The Chinese education movement Dong Zong said it has sought to meet new Education Minister Maszlee Malik for discussions but has yet to receive a reply.
Political commentator Tang Ah Chai said there were still hurdles to overcome, including resistance from some groups, especially Malay scholars.
“They always object to the UEC, they say that it is against national education policy and they cannot accept UEC as an examination conducted outside the government system,” he told FMT when asked to comment on the possible obstacles to UEC recognition.
Previous federal governments have kept recognition at bay, but Pakatan Harapan chief secretary Saifuddin Abdullah has said that the coalition would recognise the certificate when it came into office.
Recognition of the UEC, the school-leaving certificate of independent Chinese schools, was among the election campaign promises of Pakatan Harapan and Pakatan Rakyat before. The certificate has received limited recognition as an entry qualification in Sarawak, Selangor and Penang but not by the federal civil service or national public universities.
Malay-based groups, such as Perkasa and Gabungan Pelajar Melayu Semenanjung have objected to the UEC as an entry qualification for public universities, on the ground that the UEC curriculum was not in line with government education policies.
Despite such objections, Tang was optimistic that the new Pakatan Harapan-run government would be more receptive.
“Prime Minister (Dr Mahathir Mohamad) had abolished the National Council of Professors after he returned to office. This professors group was against the UEC,” he said.
He also had advice for Chinese education groups such as the United Chinese School Committees Association of Malaysia (Dong Zong) and Jiao Zhong (United Chinese School Teachers’ Association) if they sought to have a meeting with the Mazlee.
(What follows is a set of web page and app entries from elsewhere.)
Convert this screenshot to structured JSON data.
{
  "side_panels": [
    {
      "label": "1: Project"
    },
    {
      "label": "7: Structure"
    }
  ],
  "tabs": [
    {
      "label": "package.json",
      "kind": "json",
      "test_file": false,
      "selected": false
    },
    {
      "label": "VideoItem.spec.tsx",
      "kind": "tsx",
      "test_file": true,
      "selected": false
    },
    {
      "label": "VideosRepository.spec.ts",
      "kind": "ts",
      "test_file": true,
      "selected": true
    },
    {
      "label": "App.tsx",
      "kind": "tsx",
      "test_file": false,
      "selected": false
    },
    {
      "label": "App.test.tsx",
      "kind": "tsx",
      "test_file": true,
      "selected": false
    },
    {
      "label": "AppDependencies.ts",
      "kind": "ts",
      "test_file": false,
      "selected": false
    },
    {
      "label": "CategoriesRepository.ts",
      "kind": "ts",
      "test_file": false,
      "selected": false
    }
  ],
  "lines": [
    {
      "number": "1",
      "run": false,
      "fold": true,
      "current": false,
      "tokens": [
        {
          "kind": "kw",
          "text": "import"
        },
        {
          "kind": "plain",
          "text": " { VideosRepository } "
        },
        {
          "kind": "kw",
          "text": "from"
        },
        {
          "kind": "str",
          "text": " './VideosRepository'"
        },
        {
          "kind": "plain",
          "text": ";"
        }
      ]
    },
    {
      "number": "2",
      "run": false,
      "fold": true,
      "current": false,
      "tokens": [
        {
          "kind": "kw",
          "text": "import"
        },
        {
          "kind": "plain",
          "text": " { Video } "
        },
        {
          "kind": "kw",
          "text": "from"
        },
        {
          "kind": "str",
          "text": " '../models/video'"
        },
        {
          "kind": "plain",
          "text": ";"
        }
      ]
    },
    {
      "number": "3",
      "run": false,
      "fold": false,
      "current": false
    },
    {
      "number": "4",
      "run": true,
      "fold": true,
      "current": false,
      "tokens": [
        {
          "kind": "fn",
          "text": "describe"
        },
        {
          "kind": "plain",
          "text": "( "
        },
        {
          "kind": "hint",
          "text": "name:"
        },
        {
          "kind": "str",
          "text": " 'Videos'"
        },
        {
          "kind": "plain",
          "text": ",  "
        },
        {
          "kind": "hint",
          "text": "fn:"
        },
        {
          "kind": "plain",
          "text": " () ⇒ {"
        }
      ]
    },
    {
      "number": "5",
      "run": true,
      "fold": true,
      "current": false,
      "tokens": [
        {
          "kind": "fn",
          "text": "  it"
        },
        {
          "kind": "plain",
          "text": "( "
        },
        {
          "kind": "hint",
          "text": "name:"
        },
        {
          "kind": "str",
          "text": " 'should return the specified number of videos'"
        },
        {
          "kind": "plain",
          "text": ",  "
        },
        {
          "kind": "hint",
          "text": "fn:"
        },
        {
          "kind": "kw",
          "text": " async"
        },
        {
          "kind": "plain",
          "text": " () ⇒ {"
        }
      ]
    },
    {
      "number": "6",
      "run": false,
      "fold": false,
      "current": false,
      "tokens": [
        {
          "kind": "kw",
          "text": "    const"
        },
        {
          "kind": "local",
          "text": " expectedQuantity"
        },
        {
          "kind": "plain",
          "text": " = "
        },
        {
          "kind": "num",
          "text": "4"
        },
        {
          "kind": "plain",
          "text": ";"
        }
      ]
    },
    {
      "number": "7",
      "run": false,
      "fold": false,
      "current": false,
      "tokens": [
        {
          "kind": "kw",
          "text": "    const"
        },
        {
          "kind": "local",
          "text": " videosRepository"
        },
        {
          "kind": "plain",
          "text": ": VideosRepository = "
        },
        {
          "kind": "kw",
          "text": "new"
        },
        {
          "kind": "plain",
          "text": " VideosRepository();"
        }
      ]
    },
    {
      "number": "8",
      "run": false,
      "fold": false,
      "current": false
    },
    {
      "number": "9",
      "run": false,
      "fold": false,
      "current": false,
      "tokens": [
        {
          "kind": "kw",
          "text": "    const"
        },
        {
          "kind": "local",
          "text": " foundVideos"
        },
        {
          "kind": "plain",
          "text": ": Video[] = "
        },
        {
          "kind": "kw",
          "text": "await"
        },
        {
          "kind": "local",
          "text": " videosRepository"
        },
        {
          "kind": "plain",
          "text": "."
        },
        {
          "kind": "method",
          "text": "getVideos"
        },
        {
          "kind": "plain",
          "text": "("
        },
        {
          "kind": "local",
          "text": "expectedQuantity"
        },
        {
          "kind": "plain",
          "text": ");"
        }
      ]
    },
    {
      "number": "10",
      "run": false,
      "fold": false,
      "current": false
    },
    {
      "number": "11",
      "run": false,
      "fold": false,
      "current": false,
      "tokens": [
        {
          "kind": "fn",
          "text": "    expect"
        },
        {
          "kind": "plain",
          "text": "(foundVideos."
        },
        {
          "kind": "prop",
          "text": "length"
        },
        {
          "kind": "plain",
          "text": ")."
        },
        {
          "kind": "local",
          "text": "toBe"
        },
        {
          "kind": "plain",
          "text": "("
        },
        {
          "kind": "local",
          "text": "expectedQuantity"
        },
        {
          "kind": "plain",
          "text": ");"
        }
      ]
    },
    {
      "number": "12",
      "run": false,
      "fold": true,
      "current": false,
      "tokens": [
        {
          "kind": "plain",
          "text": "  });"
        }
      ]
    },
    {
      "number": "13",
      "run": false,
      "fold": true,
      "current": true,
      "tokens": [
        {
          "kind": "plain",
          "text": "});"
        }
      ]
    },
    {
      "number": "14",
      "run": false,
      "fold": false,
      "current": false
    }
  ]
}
They should not only talk about the UEC, because the ministry might think they are shallow, but they should also provide their views on how to improve Malaysian education in the future, he said.
Another analyst, Thock Kiah Wah was optimistic. “I think PH will recognise the UEC as they had spoken about it many times before. However, how long it will take to realise the hopes of the Chinese community will depend on whether the minister will be able to deliver PH’s promise,” he said.
Dong Zong president Vincent Lau urged PH to honour their campaign pledge to recognise the UEC.
“Even if the UEC is not in the list of what they wish to achieve in their first 100 days, Dong Zong do not see any more hurdles towards recognising UEC,” he said.
Lau said Dong Zong had already agreed to a PH condition that UEC students must sit for the SPM Bahasa Melayu paper.
He said Dong Zong had written to Mazlee last Tuesday, after he took his oath of office, to seek a meeting on the UEC but had yet to receive a reply. FMT was unable to reach Mazlee for comment.
The UEC was created by the Chinese independent schools 45 years ago, when the government stopped financing Chinese schools and preparing examination papers for them, because the school boards would not adopt Malay as the medium of instruction.
UEC holders can pursue degree courses at about 1,000 international universities and local private universities without having to attend pre-university classes.
State-owned institutions in Sarawak and Selangor have accepted the UEC as an admission qualification, and as an entry qualification to the Sarawak civil service, and to state-owned companies in Penang.